John Wayne’s family and Duke University are riding a litigious path into the sunset. The American icon's heirs have sued the academic institution for the right to market bottles of bourbon using the word "Duke," the late legend’s famous nickname, reports the AP. The bottles feature an image of Wayne carrying a rifle, with "DUKE" superimposed over the image in a red, blocky serif font, as seen in the Los Angeles Times. Lawyers for the university say that the Wayne estate could cause confusion and "diminish, dilute, and tarnish" the Duke name if it’s used for the bourbon label. The Wayne family complaint counters that the college "does not own the word 'Duke' in all contexts for all purposes" and that the university has never "been in the business of marketing alcohol," so it shouldn’t worry that consumers will think the bourbon is school-sanctioned.
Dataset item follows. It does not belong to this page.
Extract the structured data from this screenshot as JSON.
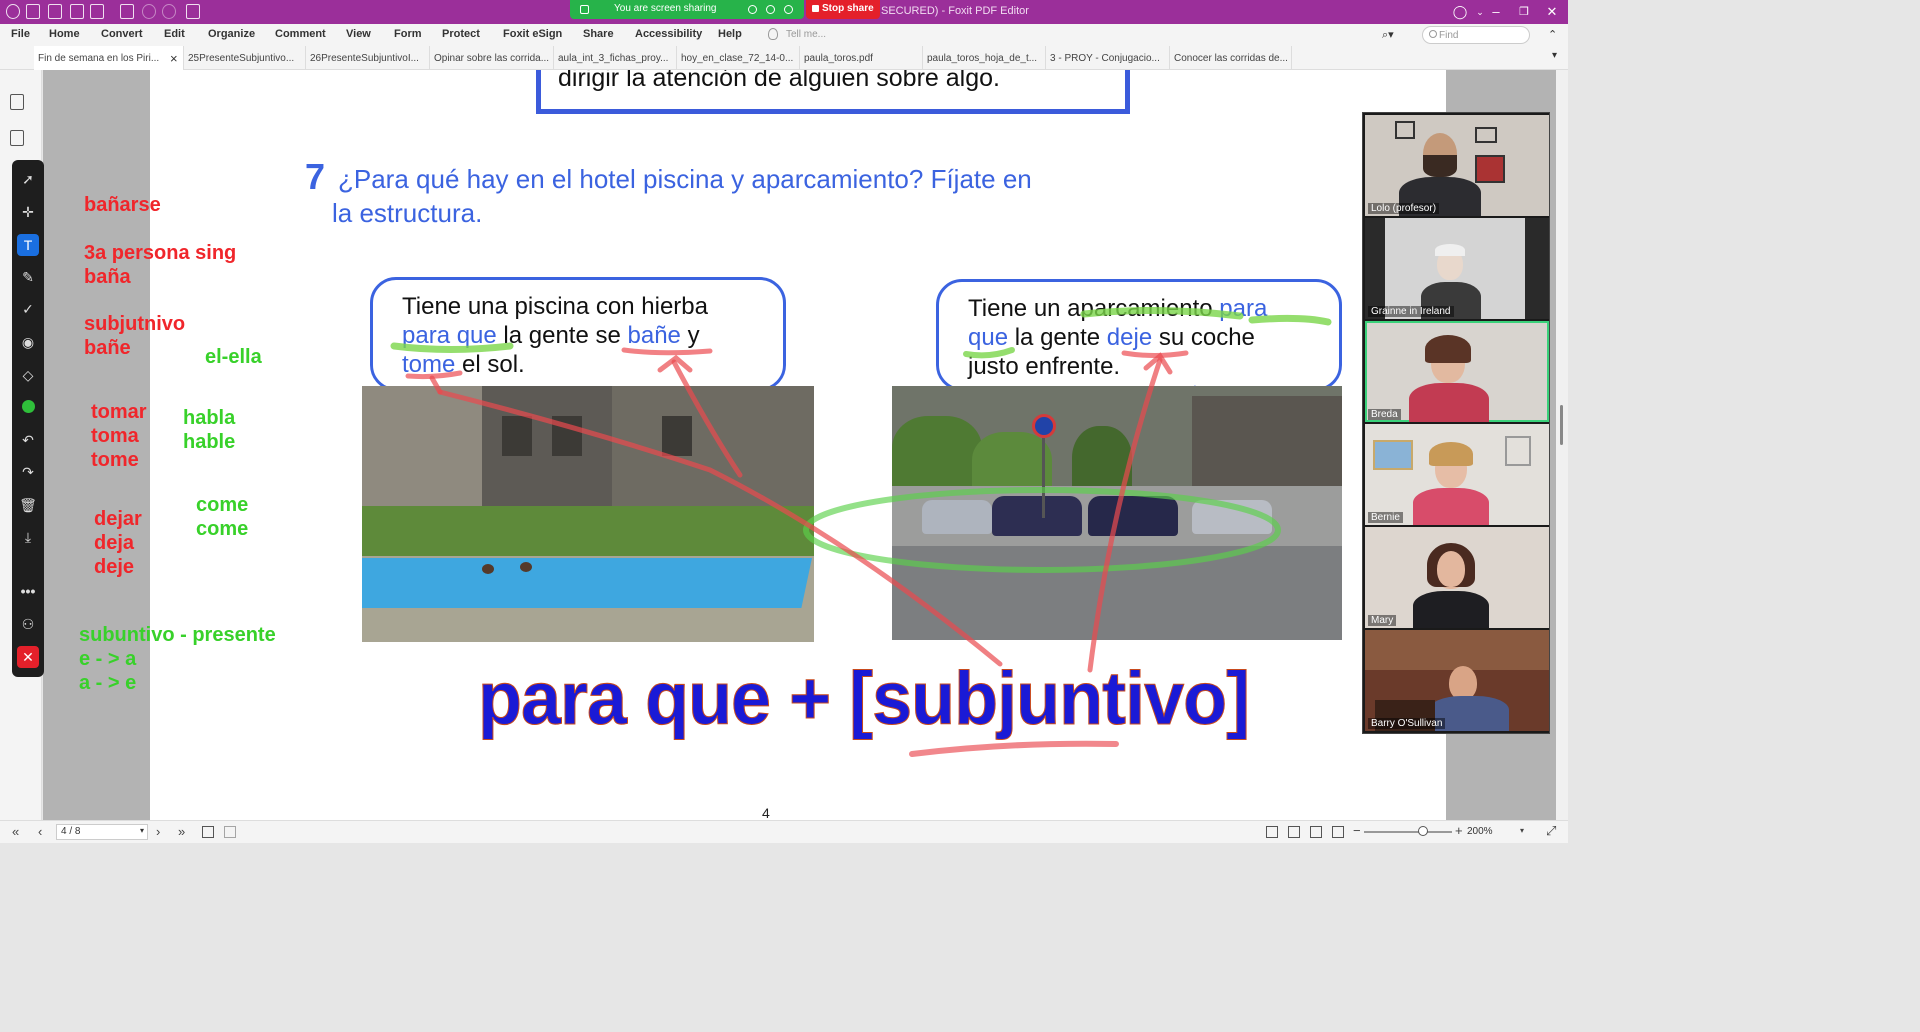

What complicates matters is that both the Wayne family and the college have trademarks for the Duke name (the university was named for a wealthy North Carolina tobacco family in the early 1900s). A rep for the university is tapping into the late actor’s own words to back its case: "As Mr. Wayne himself said, 'Words are what men live by, words they say and mean.'" On the flip side, Wayne’s official website quotes Wayne as saying, "I never trust a man who doesn’t drink." The AP notes that the US Patent and Trademark Office lists more than 250 active trademarks that include the word "Duke," among them ones linked to Duke Ellington and a mayo brand. The real party who should be complaining here? Probably the Wayne family’s long-deceased dog, whose name initially inspired John to adopt the nickname as a child.